An article I recently read noted that the wealthiest places on earth are neither the oil fields of the Middle East nor the diamond mines of South Africa. Rather, the wealthiest places are the cemeteries. “Buried in the ground are businesses that were never formed, songs that were never sung, books that were never written, potential that was never realized, and dreams that never came to pass.”
I confess. At times, I procrastinate. I credit my college experience for the continuation of this sometimes stressful habit. College was awesome for me – an extrovert who loved to socialize. There were so many wonderful “distractions” to keep me occupied.
American novelist Ray Bradbury once said, “There are worse crimes than burning books. One of them is not reading them.” According to the American Booksellers Association, 58% of Americans will never read another book after they graduate from high school. Shocking? It was to me. For someone who grew up with a love of books and reading, I found this statistic to be most startling.

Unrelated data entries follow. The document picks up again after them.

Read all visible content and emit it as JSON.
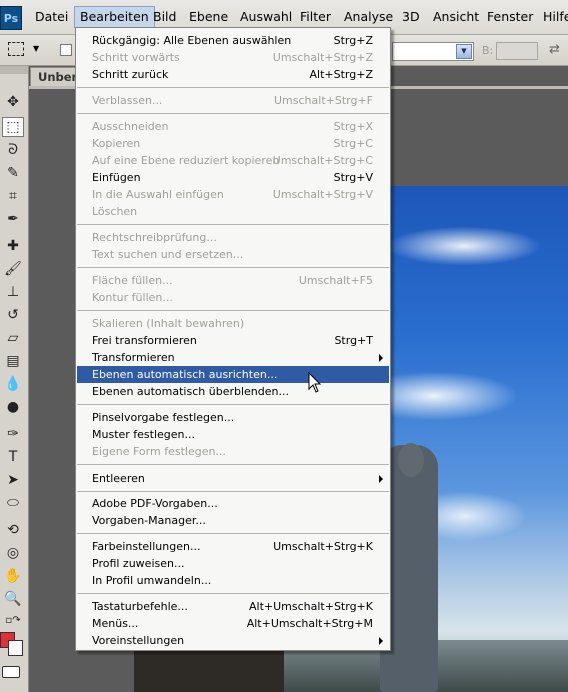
{
  "app": {
    "logo": "Ps"
  },
  "menubar": {
    "items": [
      "Datei",
      "Bearbeiten",
      "Bild",
      "Ebene",
      "Auswahl",
      "Filter",
      "Analyse",
      "3D",
      "Ansicht",
      "Fenster",
      "Hilfe"
    ],
    "active": "Bearbeiten"
  },
  "options": {
    "b_label": "B:"
  },
  "document": {
    "tab_title": "Unben"
  },
  "edit_menu": {
    "items": [
      {
        "label": "Rückgängig: Alle Ebenen auswählen",
        "shortcut": "Strg+Z",
        "enabled": true
      },
      {
        "label": "Schritt vorwärts",
        "shortcut": "Umschalt+Strg+Z",
        "enabled": false
      },
      {
        "label": "Schritt zurück",
        "shortcut": "Alt+Strg+Z",
        "enabled": true
      },
      {
        "label": "Verblassen...",
        "shortcut": "Umschalt+Strg+F",
        "enabled": false
      },
      {
        "label": "Ausschneiden",
        "shortcut": "Strg+X",
        "enabled": false
      },
      {
        "label": "Kopieren",
        "shortcut": "Strg+C",
        "enabled": false
      },
      {
        "label": "Auf eine Ebene reduziert kopieren",
        "shortcut": "Umschalt+Strg+C",
        "enabled": false
      },
      {
        "label": "Einfügen",
        "shortcut": "Strg+V",
        "enabled": true
      },
      {
        "label": "In die Auswahl einfügen",
        "shortcut": "Umschalt+Strg+V",
        "enabled": false
      },
      {
        "label": "Löschen",
        "shortcut": "",
        "enabled": false
      },
      {
        "label": "Rechtschreibprüfung...",
        "shortcut": "",
        "enabled": false
      },
      {
        "label": "Text suchen und ersetzen...",
        "shortcut": "",
        "enabled": false
      },
      {
        "label": "Fläche füllen...",
        "shortcut": "Umschalt+F5",
        "enabled": false
      },
      {
        "label": "Kontur füllen...",
        "shortcut": "",
        "enabled": false
      },
      {
        "label": "Skalieren (Inhalt bewahren)",
        "shortcut": "",
        "enabled": false
      },
      {
        "label": "Frei transformieren",
        "shortcut": "Strg+T",
        "enabled": true
      },
      {
        "label": "Transformieren",
        "shortcut": "",
        "enabled": true,
        "submenu": true
      },
      {
        "label": "Ebenen automatisch ausrichten...",
        "shortcut": "",
        "enabled": true,
        "highlighted": true
      },
      {
        "label": "Ebenen automatisch überblenden...",
        "shortcut": "",
        "enabled": true
      },
      {
        "label": "Pinselvorgabe festlegen...",
        "shortcut": "",
        "enabled": true
      },
      {
        "label": "Muster festlegen...",
        "shortcut": "",
        "enabled": true
      },
      {
        "label": "Eigene Form festlegen...",
        "shortcut": "",
        "enabled": false
      },
      {
        "label": "Entleeren",
        "shortcut": "",
        "enabled": true,
        "submenu": true
      },
      {
        "label": "Adobe PDF-Vorgaben...",
        "shortcut": "",
        "enabled": true
      },
      {
        "label": "Vorgaben-Manager...",
        "shortcut": "",
        "enabled": true
      },
      {
        "label": "Farbeinstellungen...",
        "shortcut": "Umschalt+Strg+K",
        "enabled": true
      },
      {
        "label": "Profil zuweisen...",
        "shortcut": "",
        "enabled": true
      },
      {
        "label": "In Profil umwandeln...",
        "shortcut": "",
        "enabled": true
      },
      {
        "label": "Tastaturbefehle...",
        "shortcut": "Alt+Umschalt+Strg+K",
        "enabled": true
      },
      {
        "label": "Menüs...",
        "shortcut": "Alt+Umschalt+Strg+M",
        "enabled": true
      },
      {
        "label": "Voreinstellungen",
        "shortcut": "",
        "enabled": true,
        "submenu": true
      }
    ]
  },
  "colors": {
    "foreground": "#e0313a",
    "background": "#ffffff",
    "menu_highlight": "#2f5aa4"
  }
}
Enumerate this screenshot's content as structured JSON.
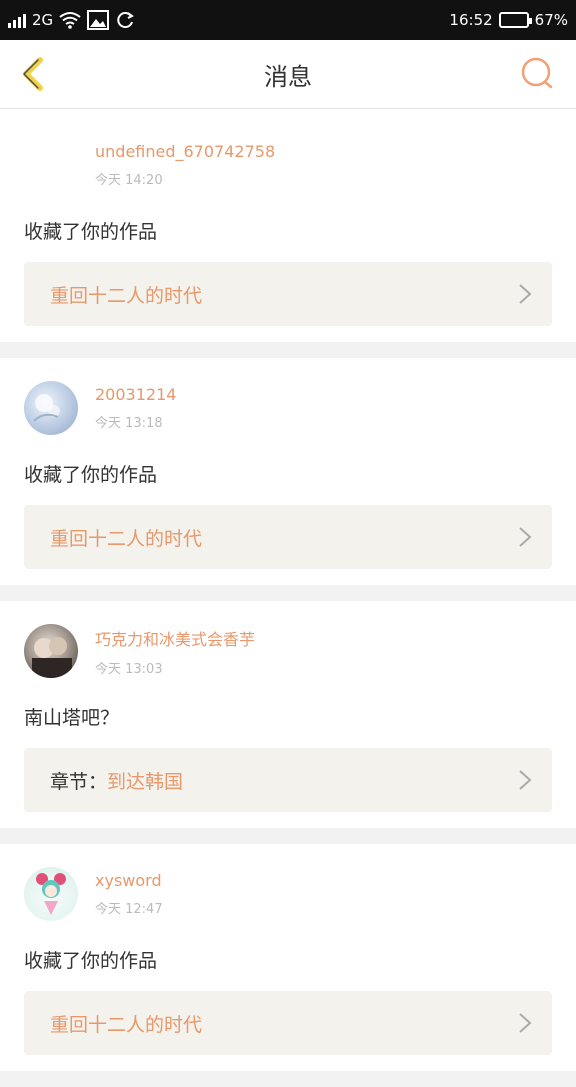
{
  "status_bar": {
    "signal_text": "2G",
    "time": "16:52",
    "battery": "67%",
    "battery_level": 0.67,
    "icons": [
      "signal-icon",
      "wifi-icon",
      "image-icon",
      "sync-icon",
      "battery-icon"
    ]
  },
  "header": {
    "title": "消息",
    "back_icon": "chevron-left-icon",
    "search_icon": "search-icon",
    "accent_color": "#e8986b"
  },
  "messages": [
    {
      "username": "undefined_670742758",
      "time": "今天 14:20",
      "action": "收藏了你的作品",
      "target_prefix": "",
      "target": "重回十二人的时代"
    },
    {
      "username": "20031214",
      "time": "今天 13:18",
      "action": "收藏了你的作品",
      "target_prefix": "",
      "target": "重回十二人的时代"
    },
    {
      "username": "巧克力和冰美式会香芋",
      "time": "今天 13:03",
      "action": "南山塔吧？",
      "target_prefix": "章节：",
      "target": "到达韩国"
    },
    {
      "username": "xysword",
      "time": "今天 12:47",
      "action": "收藏了你的作品",
      "target_prefix": "",
      "target": "重回十二人的时代"
    }
  ]
}
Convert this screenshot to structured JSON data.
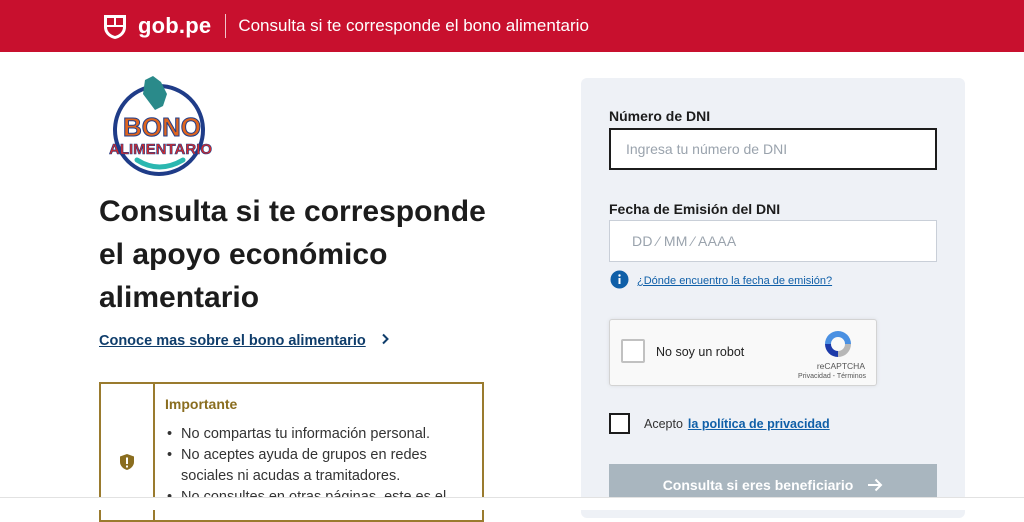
{
  "header": {
    "brand": "gob.pe",
    "title": "Consulta si te corresponde el bono alimentario"
  },
  "logo": {
    "line1": "BONO",
    "line2": "ALIMENTARIO"
  },
  "main": {
    "headline_lines": [
      "Consulta si te corresponde",
      "el apoyo económico",
      "alimentario"
    ],
    "more_link": "Conoce mas sobre el bono alimentario"
  },
  "notice": {
    "title": "Importante",
    "items": [
      "No compartas tu información personal.",
      "No aceptes ayuda de grupos en redes sociales ni acudas a tramitadores.",
      "No consultes en otras páginas, este es el"
    ]
  },
  "form": {
    "dni_label": "Número de DNI",
    "dni_placeholder": "Ingresa tu número de DNI",
    "date_label": "Fecha de Emisión del DNI",
    "date_placeholder": "DD ⁄ MM ⁄ AAAA",
    "help_link": "¿Dónde encuentro la fecha de emisión?",
    "captcha_text": "No soy un robot",
    "captcha_brand": "reCAPTCHA",
    "captcha_terms": "Privacidad - Términos",
    "accept_text": "Acepto",
    "privacy_link": "la política de privacidad",
    "submit": "Consulta si eres beneficiario"
  },
  "colors": {
    "header_bg": "#c8102e",
    "link": "#0f3d6b",
    "notice_border": "#9a7b2e",
    "submit_disabled": "#a9b6bf"
  }
}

O.K… I admit that telling someone to “wing it” – you know, carry out some type of task, program or event with little to no planning – may not sound like great advice. But sometimes, especially in the world of higher education, a little “winging it” every now and then could do us a lot of good.